═════ RECORDS SUPPLIED ═════
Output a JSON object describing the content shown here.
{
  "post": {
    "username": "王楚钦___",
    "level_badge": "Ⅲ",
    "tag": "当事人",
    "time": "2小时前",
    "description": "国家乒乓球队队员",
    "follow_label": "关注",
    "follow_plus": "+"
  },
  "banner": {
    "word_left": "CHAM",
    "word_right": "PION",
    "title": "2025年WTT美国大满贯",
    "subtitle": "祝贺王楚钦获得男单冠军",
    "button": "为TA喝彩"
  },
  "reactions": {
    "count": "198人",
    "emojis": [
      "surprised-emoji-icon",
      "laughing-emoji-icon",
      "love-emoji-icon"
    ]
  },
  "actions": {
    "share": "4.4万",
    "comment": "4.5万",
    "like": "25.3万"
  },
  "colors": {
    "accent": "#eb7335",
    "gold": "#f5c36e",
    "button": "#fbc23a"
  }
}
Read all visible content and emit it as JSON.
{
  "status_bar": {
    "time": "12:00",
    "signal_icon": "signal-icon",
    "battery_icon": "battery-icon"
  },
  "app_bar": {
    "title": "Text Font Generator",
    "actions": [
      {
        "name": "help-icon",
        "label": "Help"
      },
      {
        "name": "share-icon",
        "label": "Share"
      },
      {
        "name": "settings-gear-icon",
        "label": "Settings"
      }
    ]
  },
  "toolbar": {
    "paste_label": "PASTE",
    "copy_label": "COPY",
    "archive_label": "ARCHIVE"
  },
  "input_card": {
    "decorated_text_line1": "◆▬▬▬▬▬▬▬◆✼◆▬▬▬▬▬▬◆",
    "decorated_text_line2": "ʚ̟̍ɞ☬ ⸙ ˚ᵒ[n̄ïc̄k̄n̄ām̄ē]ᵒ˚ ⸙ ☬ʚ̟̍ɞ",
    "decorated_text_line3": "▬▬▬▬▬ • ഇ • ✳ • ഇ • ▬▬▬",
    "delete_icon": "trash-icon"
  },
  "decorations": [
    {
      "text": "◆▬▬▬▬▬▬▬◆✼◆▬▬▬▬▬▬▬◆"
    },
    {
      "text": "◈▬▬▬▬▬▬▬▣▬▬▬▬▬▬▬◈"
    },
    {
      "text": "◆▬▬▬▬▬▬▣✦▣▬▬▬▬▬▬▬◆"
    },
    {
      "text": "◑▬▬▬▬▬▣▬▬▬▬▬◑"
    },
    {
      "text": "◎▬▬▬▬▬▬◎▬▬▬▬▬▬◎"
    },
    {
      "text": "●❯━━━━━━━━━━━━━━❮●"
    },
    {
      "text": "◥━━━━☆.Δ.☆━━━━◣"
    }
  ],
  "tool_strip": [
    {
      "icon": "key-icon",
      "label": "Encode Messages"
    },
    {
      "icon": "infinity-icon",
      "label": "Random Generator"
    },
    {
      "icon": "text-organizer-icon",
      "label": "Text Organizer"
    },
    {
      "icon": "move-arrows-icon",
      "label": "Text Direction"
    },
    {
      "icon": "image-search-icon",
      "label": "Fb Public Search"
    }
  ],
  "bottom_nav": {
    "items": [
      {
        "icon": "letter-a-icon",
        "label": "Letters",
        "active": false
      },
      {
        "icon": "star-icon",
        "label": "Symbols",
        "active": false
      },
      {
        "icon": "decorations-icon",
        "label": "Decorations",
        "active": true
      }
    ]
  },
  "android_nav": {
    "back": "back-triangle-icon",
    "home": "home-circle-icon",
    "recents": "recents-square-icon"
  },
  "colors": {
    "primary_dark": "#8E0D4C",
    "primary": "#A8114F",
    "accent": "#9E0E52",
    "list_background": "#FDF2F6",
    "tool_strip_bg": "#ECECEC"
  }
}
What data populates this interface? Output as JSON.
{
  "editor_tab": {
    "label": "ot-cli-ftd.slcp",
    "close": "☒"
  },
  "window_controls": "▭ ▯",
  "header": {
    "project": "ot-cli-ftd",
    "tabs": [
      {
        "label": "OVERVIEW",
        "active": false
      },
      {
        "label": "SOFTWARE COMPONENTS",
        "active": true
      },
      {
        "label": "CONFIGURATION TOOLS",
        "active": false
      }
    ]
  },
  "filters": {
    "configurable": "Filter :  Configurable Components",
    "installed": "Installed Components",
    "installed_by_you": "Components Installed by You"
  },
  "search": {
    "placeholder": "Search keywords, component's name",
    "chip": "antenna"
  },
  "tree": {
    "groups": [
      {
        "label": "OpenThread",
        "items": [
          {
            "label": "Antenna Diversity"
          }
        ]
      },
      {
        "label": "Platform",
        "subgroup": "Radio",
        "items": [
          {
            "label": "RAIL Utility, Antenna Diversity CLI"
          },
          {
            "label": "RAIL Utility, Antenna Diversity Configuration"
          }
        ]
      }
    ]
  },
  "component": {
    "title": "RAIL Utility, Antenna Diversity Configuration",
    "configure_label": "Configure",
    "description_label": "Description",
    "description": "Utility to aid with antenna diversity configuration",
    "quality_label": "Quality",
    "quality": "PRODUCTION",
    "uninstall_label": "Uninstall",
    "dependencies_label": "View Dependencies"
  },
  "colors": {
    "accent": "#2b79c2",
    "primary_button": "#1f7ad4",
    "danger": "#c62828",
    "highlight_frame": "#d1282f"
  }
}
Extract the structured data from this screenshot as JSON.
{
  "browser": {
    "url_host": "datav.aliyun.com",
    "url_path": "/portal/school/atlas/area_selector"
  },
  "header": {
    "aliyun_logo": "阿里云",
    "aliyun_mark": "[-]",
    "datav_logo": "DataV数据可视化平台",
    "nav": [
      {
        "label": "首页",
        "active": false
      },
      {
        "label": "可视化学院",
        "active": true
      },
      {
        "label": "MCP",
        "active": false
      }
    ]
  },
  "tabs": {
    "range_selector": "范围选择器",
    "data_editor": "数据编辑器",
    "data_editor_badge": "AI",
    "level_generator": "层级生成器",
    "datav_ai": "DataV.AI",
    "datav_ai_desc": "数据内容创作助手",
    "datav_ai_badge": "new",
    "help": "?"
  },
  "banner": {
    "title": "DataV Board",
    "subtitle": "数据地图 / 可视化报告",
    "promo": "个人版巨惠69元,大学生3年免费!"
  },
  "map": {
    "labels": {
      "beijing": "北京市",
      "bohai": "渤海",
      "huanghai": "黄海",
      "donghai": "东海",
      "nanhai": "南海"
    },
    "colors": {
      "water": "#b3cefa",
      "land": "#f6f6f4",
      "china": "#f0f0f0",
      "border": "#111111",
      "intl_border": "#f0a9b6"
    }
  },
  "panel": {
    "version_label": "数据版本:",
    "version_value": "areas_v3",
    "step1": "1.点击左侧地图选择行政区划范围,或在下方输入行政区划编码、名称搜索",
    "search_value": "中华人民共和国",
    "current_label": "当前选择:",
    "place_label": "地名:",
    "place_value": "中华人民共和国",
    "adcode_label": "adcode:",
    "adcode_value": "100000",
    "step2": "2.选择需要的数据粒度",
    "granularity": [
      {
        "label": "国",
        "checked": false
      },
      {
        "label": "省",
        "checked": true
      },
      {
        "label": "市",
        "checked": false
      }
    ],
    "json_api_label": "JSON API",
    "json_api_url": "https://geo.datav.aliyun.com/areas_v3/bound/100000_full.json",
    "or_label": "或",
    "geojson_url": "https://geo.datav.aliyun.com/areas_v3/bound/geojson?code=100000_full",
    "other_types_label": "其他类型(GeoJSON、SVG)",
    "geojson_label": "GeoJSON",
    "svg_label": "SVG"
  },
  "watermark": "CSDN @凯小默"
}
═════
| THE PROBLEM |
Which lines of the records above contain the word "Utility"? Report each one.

| WRITTEN SOLUTION |
            "label": "RAIL Utility, Antenna Diversity CLI"
            "label": "RAIL Utility, Antenna Diversity Configuration"
    "title": "RAIL Utility, Antenna Diversity Configuration",
    "description": "Utility to aid with antenna diversity configuration",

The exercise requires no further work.